Oregon’s wolf population grew by 20 percent in 2014, yet the number of confirmed attacks on livestock decreased from the previous year, according to the latest Wolf Conservation and Management Annual Report released Tuesday.
The Oregon Department of Fish & Wildlife counted 77 known wolves across the state, compared to 64 a year ago. Nine packs were documented including eight breeding pairs, which was enough to trigger Phase II of the wolf management plan in Eastern Oregon.
Phase II of the plan allows more flexibility to kill wolves that make a habit of preying on livestock. It could pave the way to removing wolves from the state endangered species list entirely. That would apply only to packs located east of highways 395, 78 and 95; wolves remain federally protected in western Oregon.
Todd Nash, a Wallowa County rancher and chairman of the Oregon Cattlemen’s Association wolf committee, has said producers will push for delisting in 2015 and that lethal control is critical for dealing with problem wolves.
“Compensation of depredation is a Band-Aid, but when you have depredations, we need to be able to take out those packs,” Nash said during the Umatilla County Cattlemen’s Association annual meeting last December in Pendleton.
Conservation groups, however, said the state should move slowly in considering whether or not to remove protections. Population growth in 2014 was lower than the 2013 rate of 33 percent. And of the 77 wolves counted, 26 are pups less than a year old.
“The population remains fragile,” said Steve Pedery, conservation director for Oregon Wild, in a prepared statement. “ODFW must resist giving in to political pressure, declare mission accomplished, and turn their back on important protections for wolves that have gotten this far.”
ODFW staff will brief the Fish and Wildlife Commission at its March 6 meeting in Salem. The commission could make its decision on delisting as early as June, after hearing input from the public.
The 2014 wolf report also shows the department investigated 34 incidents of wolf predation on livestock in five counties. Of those incidents, 11 were confirmed by ODFW in Eastern Oregon, down from 13 a year ago.
But while the number of incidents was down, the number of animals killed was drastically higher. Local ranchers lost 30 sheep and two cattle during the year, compared to just 12 total animals in 2013.
Compensation totaled more than $150,000 from the Oregon Department of Agriculture’s Wolf Depredation Compensation and Financial Assistance County Block Grant Program. About 90 percent of that money was awarded to producers in Wallowa, Umatilla and Union counties, with the vast majority earmarked for non-lethal preventative measures such as range riders and fladry fencing.
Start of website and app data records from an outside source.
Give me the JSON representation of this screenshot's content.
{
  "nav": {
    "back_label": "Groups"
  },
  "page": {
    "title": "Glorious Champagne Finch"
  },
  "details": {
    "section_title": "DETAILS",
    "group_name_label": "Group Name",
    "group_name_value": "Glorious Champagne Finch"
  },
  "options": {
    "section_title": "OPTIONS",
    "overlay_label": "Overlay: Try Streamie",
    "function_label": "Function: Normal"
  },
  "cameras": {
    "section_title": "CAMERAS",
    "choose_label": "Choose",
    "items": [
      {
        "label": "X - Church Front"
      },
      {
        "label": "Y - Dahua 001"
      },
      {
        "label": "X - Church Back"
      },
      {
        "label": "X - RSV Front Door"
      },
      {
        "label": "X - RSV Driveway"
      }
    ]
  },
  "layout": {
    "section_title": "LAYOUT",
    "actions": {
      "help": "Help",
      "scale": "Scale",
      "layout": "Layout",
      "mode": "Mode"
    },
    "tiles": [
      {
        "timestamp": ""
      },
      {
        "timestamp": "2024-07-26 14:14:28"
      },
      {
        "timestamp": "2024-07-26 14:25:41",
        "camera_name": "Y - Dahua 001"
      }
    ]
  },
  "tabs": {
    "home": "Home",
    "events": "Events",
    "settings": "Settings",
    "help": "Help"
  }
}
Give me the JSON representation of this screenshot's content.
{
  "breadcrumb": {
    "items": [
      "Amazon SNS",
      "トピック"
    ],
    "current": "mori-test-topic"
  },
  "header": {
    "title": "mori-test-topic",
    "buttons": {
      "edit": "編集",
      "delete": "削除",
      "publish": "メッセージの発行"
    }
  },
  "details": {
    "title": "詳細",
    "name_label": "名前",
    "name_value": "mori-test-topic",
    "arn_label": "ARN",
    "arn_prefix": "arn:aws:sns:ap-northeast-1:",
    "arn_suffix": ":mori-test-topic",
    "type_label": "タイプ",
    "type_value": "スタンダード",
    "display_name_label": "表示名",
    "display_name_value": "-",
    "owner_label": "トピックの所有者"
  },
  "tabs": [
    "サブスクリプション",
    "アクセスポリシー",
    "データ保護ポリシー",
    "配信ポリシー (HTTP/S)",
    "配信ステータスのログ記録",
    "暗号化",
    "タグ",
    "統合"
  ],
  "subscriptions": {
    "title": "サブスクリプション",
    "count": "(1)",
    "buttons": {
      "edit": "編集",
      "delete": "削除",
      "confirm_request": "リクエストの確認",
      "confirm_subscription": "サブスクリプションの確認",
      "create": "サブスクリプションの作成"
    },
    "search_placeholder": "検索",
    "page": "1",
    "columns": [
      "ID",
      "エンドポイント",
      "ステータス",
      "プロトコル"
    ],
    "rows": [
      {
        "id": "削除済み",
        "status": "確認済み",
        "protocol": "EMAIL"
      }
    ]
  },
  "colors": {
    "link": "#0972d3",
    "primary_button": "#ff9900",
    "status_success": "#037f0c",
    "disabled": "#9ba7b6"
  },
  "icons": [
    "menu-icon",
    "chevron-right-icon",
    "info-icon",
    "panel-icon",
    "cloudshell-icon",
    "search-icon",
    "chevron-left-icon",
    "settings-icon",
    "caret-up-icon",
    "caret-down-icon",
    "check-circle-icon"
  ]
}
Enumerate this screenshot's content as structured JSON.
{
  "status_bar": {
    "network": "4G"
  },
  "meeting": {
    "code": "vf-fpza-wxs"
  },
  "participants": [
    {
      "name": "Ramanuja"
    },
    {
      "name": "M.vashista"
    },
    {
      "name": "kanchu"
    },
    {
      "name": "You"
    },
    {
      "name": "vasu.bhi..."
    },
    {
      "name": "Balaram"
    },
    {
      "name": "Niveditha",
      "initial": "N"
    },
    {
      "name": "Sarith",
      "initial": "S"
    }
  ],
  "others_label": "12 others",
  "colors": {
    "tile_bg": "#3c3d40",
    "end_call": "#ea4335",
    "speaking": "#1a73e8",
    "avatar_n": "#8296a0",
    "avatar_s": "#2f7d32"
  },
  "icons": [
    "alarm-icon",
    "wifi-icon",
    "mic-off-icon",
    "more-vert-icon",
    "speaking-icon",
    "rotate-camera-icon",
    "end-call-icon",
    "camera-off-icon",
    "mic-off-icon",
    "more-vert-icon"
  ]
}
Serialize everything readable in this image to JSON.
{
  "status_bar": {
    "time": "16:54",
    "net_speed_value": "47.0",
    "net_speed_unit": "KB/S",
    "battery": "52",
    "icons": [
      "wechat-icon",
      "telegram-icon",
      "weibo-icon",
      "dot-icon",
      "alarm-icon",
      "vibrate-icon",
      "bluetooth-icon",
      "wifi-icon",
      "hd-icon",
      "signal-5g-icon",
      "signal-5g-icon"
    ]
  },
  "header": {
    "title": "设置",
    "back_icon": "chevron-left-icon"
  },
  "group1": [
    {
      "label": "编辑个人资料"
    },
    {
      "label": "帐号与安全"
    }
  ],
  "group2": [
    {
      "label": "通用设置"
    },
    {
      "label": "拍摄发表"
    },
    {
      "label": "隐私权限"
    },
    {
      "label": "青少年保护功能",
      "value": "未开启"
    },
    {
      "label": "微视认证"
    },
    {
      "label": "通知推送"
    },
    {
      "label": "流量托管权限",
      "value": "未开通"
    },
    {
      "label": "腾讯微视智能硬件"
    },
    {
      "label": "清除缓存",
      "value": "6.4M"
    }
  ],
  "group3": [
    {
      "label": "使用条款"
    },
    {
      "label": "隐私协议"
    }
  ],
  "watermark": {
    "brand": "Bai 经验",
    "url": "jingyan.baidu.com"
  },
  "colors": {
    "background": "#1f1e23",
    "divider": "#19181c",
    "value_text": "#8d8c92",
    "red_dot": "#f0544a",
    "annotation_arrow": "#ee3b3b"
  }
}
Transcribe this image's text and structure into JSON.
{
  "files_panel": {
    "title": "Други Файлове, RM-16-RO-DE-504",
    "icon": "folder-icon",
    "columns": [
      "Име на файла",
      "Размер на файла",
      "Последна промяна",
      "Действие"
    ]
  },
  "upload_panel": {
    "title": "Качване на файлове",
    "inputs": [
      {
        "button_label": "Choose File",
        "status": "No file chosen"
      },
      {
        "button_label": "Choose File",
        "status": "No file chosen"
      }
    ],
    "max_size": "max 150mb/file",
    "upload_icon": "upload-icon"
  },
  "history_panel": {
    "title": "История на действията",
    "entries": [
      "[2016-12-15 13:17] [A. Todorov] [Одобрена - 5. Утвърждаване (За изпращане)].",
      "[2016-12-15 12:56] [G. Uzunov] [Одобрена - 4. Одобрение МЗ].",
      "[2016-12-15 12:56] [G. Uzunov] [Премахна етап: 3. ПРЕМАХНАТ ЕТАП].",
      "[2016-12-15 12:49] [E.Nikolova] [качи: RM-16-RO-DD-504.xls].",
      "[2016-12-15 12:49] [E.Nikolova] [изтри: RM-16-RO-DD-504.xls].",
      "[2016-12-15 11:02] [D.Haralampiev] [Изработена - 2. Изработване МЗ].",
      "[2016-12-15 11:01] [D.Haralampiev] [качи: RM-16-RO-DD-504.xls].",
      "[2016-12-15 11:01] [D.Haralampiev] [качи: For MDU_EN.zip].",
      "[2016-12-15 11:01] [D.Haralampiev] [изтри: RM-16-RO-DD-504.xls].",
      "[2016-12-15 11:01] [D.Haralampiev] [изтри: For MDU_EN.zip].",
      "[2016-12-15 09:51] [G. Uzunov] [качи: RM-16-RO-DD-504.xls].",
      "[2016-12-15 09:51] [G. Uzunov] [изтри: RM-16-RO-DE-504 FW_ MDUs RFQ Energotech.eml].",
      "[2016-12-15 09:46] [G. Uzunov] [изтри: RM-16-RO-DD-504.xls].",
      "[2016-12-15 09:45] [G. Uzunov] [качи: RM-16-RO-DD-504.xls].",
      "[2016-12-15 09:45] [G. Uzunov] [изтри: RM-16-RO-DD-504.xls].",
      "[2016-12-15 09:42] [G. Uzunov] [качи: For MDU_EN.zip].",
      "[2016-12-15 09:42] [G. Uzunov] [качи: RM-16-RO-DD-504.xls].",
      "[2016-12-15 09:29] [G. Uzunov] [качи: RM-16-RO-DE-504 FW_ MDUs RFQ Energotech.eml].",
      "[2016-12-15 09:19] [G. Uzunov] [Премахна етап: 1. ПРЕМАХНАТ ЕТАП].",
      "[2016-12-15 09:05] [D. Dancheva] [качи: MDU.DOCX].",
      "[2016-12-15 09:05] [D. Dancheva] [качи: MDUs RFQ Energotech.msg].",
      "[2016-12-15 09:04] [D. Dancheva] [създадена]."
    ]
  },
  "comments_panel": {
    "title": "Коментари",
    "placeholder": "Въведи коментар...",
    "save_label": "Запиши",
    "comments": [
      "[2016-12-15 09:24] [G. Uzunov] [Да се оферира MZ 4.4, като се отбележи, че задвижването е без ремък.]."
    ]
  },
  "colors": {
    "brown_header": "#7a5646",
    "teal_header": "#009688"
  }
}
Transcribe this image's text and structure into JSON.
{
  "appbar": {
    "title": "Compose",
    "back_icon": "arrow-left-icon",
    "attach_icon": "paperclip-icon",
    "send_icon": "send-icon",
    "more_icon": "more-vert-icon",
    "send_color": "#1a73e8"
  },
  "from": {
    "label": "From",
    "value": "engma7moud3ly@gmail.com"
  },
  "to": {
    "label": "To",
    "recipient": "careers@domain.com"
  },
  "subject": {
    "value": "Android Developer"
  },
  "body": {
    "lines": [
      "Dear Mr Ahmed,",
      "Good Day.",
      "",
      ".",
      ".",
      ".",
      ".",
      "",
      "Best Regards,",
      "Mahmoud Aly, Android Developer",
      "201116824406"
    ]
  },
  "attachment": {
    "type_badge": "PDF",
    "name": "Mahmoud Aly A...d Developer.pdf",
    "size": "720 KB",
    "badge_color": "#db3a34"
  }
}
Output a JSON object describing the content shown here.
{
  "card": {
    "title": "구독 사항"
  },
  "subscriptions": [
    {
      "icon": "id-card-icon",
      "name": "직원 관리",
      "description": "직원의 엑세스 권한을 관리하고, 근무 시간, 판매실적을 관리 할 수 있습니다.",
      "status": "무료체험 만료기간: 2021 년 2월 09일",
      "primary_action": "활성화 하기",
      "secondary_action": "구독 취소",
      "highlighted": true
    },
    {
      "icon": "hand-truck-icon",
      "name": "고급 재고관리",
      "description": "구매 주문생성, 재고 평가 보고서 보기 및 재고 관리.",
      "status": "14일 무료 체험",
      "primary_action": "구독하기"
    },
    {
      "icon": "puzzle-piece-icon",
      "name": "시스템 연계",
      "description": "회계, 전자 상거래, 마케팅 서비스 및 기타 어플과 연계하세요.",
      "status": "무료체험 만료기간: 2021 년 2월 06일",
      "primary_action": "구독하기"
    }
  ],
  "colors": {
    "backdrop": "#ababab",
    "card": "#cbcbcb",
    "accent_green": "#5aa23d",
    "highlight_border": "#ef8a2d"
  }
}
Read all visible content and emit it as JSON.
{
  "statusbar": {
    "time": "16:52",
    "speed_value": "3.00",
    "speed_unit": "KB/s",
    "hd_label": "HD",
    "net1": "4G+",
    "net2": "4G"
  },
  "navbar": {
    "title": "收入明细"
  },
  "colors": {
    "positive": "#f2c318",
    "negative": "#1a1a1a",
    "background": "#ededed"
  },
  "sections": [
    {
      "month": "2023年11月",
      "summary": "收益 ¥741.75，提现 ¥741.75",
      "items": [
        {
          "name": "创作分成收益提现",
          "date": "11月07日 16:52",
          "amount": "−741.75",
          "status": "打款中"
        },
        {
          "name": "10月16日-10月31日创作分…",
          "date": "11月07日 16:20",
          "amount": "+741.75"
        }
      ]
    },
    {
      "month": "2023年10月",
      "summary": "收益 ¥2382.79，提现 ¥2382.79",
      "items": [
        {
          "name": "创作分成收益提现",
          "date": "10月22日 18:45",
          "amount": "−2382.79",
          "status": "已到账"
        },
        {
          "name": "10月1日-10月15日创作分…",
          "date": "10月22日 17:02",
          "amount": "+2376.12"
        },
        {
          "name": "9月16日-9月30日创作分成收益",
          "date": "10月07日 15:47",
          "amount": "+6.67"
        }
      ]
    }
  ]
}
Contact George Plaven at firstname.lastname@example.org or 541-564-4547.